- Invest in a diversified portfolio: Educationalists should invest in a diversified portfolio of stocks, bonds, and other assets. This will help to reduce risk and maximize returns.
- Work with a financial advisor: A financial advisor can help the develop a personalized investment strategy that takes into account their individual financial situation and tax goals.
Tax Compliance and Record Keeping
Staying Organized: Educators should maintain clear tax records. This will help them file their taxes accurately and avoid penalties. They should keep all receipts and other documentation of their income and expenses.
IRS Audits: Educators should be prepared for a potential IRS audit. They should keep all of their tax records for at least three years. Cooperate with the IRS and provide all requested documentation.
Post-Retirement Tax Planning: Their tax planning strategies may shift during retirement. For example, an educators may no longer be able to contribute to tax-advantaged retirement savings plans. Additionally, they may need to start paying taxes on their retirement income.

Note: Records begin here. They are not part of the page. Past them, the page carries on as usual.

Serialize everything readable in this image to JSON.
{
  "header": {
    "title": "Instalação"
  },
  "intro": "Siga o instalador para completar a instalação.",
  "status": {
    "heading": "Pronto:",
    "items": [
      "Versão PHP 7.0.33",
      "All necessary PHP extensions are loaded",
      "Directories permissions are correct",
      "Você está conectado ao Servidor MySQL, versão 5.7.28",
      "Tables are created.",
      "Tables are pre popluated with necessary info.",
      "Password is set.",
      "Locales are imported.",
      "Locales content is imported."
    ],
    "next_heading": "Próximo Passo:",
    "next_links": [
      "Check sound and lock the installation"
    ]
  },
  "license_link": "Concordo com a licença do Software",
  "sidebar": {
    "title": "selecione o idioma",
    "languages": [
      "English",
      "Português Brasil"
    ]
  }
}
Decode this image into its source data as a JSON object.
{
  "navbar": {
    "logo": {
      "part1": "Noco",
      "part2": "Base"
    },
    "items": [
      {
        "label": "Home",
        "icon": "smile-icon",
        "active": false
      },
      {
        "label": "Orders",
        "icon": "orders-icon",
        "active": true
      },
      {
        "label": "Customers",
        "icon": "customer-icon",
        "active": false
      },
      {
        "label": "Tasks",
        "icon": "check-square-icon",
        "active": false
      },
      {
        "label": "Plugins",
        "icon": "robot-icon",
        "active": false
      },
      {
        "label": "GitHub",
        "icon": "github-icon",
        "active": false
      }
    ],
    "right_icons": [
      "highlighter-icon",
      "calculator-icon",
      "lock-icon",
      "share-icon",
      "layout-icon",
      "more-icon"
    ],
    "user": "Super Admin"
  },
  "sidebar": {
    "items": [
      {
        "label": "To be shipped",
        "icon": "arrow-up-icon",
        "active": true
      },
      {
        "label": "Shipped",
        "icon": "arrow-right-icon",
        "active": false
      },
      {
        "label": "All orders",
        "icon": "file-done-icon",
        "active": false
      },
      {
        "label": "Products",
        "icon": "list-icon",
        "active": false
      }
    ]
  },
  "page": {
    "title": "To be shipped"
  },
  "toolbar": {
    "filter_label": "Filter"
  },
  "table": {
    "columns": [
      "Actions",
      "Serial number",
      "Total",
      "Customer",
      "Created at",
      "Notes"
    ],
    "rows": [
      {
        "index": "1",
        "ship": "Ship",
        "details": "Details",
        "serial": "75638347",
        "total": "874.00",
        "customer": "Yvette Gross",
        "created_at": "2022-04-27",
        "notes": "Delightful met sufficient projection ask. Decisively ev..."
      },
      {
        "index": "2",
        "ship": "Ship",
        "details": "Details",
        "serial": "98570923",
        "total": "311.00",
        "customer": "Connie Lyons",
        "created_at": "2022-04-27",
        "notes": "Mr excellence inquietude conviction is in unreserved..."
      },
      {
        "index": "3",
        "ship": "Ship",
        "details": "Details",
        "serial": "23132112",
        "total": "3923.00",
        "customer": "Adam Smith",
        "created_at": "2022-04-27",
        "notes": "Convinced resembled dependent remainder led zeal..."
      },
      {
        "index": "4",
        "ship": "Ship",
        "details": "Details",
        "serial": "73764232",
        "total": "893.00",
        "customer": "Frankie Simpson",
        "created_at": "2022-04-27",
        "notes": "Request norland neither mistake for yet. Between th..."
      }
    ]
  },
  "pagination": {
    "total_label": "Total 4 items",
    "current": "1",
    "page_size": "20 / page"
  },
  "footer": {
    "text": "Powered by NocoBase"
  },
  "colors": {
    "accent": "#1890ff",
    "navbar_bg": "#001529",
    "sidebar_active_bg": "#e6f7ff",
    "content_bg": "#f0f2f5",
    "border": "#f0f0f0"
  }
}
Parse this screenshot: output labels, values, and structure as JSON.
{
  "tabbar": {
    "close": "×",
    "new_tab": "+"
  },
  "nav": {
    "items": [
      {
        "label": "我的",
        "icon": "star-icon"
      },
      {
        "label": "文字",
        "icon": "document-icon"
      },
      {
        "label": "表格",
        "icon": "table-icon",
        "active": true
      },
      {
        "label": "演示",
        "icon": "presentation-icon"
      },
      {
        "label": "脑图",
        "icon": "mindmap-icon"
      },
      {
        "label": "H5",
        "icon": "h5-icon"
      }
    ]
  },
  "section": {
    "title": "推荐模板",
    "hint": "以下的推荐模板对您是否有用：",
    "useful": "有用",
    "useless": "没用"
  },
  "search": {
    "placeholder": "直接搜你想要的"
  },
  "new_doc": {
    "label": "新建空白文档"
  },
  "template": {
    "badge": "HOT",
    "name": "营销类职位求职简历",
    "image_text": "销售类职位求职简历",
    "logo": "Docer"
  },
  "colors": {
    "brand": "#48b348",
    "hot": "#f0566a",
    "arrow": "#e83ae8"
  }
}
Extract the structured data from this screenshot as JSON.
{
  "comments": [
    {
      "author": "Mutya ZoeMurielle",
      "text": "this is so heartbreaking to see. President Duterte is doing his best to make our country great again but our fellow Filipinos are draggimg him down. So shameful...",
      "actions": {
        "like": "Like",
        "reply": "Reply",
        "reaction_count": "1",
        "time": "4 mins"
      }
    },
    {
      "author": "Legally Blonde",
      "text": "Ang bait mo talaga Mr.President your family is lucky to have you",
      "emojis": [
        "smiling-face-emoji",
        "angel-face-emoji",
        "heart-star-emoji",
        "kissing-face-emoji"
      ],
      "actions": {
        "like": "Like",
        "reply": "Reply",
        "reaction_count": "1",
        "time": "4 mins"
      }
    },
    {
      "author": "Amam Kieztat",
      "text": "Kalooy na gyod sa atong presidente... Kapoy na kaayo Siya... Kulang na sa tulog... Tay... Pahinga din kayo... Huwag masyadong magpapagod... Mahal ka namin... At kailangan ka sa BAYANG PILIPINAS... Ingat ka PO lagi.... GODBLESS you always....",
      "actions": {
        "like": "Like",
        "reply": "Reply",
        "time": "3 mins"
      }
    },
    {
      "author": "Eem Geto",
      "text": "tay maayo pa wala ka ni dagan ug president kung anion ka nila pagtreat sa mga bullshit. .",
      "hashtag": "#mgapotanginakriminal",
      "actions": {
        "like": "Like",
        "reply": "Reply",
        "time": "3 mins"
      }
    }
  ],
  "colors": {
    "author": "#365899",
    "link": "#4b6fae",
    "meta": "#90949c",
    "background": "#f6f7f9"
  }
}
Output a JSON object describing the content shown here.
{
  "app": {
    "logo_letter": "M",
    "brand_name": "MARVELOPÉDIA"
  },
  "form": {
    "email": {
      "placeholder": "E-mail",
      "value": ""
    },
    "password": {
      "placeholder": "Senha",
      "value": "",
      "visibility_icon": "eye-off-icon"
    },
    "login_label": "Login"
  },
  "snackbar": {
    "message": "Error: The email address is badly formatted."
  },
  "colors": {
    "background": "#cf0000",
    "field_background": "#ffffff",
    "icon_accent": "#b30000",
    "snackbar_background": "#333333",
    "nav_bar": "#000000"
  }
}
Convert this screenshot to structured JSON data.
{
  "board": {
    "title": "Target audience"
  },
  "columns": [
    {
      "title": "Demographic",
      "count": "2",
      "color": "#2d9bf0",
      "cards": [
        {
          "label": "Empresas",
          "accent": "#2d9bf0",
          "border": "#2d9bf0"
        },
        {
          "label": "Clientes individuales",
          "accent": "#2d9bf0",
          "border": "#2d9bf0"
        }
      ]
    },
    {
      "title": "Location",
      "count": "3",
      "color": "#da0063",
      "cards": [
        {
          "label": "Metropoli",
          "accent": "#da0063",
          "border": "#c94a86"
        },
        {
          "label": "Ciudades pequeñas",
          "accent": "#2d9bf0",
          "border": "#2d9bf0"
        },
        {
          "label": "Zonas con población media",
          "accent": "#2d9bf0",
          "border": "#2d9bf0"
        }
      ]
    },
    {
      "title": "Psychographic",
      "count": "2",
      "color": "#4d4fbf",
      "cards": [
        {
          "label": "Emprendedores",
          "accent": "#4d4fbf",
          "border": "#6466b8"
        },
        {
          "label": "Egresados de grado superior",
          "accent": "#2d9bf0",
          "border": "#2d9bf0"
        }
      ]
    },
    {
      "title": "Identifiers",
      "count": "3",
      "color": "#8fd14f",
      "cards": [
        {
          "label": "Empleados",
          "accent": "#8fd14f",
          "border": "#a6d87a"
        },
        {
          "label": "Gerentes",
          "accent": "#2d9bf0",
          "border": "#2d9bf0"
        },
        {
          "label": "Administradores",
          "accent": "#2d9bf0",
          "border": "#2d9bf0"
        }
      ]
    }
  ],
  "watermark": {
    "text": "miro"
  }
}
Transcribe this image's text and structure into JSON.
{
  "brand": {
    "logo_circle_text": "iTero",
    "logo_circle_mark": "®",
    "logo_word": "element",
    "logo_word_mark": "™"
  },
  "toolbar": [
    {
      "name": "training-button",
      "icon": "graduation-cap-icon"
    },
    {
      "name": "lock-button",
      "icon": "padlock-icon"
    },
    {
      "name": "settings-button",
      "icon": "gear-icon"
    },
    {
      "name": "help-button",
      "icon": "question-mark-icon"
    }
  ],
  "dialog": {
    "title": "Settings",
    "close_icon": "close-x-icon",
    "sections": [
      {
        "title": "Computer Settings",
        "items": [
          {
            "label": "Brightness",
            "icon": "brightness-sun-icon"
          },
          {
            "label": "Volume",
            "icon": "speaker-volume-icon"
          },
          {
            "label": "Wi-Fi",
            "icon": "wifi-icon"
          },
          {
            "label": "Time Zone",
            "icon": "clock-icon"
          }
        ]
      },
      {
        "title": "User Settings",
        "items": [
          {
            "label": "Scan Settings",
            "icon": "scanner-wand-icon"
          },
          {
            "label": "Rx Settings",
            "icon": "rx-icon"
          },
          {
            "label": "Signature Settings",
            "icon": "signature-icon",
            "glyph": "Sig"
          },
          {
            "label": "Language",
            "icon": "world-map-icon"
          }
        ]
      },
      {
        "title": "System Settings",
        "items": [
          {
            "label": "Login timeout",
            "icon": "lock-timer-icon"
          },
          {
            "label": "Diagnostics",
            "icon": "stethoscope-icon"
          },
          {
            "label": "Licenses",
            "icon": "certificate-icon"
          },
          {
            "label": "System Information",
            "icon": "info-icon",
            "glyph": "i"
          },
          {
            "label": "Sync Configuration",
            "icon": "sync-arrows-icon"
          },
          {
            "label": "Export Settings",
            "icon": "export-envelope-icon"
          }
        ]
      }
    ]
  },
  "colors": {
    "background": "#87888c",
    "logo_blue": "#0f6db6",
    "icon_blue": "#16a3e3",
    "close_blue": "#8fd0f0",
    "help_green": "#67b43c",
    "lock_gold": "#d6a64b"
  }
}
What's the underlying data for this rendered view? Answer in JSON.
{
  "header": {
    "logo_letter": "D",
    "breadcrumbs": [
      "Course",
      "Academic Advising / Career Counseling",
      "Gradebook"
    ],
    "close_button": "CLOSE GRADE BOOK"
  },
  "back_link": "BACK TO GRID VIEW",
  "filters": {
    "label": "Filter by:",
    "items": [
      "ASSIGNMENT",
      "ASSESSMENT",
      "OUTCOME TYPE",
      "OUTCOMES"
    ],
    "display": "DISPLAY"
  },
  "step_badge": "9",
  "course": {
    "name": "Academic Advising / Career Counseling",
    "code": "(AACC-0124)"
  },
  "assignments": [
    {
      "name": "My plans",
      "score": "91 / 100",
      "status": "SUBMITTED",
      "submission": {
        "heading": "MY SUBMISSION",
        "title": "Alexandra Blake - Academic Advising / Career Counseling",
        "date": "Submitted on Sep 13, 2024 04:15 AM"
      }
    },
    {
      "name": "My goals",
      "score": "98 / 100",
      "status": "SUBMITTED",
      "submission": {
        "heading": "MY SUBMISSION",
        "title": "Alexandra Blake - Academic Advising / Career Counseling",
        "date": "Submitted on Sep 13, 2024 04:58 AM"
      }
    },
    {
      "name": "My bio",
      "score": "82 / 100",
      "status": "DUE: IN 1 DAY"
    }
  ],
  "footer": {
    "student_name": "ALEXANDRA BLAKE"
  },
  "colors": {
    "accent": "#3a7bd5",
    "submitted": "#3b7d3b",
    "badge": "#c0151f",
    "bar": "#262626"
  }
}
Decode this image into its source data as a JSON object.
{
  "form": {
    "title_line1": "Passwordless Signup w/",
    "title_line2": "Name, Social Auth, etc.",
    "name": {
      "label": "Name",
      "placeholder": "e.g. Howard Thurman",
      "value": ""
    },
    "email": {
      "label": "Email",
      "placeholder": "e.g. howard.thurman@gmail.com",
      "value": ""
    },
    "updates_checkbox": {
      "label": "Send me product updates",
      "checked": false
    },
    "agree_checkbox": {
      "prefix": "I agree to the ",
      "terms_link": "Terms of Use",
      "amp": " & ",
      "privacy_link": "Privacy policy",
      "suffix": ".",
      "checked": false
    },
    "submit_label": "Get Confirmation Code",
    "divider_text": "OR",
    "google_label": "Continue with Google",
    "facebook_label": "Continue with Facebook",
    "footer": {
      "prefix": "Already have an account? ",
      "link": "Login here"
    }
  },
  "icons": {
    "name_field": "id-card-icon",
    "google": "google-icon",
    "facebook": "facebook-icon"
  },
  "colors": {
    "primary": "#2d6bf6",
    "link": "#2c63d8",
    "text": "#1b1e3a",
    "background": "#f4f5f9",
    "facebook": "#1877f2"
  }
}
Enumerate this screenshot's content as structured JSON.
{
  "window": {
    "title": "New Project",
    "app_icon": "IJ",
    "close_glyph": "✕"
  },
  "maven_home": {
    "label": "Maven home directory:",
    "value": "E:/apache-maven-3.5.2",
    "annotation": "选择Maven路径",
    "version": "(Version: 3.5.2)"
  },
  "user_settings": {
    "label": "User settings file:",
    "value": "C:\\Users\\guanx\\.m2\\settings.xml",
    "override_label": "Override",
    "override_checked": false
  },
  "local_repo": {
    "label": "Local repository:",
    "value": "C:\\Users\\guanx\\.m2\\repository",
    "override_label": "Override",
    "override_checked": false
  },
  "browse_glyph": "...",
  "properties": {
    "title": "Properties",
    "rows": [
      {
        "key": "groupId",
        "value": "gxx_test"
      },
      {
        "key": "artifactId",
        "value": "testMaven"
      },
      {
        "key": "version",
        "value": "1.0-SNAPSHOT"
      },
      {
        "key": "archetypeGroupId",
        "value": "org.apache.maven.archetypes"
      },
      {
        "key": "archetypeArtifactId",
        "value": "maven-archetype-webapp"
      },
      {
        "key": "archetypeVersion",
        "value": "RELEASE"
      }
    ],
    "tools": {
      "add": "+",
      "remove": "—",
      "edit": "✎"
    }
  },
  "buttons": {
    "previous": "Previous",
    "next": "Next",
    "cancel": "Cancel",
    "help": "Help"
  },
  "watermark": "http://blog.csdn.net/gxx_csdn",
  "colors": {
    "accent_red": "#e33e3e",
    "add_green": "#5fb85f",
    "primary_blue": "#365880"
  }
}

Social Security Benefits: Social Security benefits are taxed as ordinary income. Educationalists should be aware of the tax implications of their Social Security benefits and plan accordingly.
Innovations in Educator Taxation
Education Finance Apps: There are a number of digital tools designed to simplify tax planning and tracking for educators. These apps can help them track their income and expenses, calculate their taxes, and file their returns.
Online Financial Advisors: These services can help educationalists develop a personalized financial plan and make informed financial decisions. So, utilize marketplaces like IfindTaxPro where you can post your project and find the right tax specialist for you.
Educators play a crucial role in our society, and they deserve to maximize their financial well-being. This guide equips teachers and professors with the knowledge and strategies to make the most of their financial resources and continue shaping the leaders of tomorrow.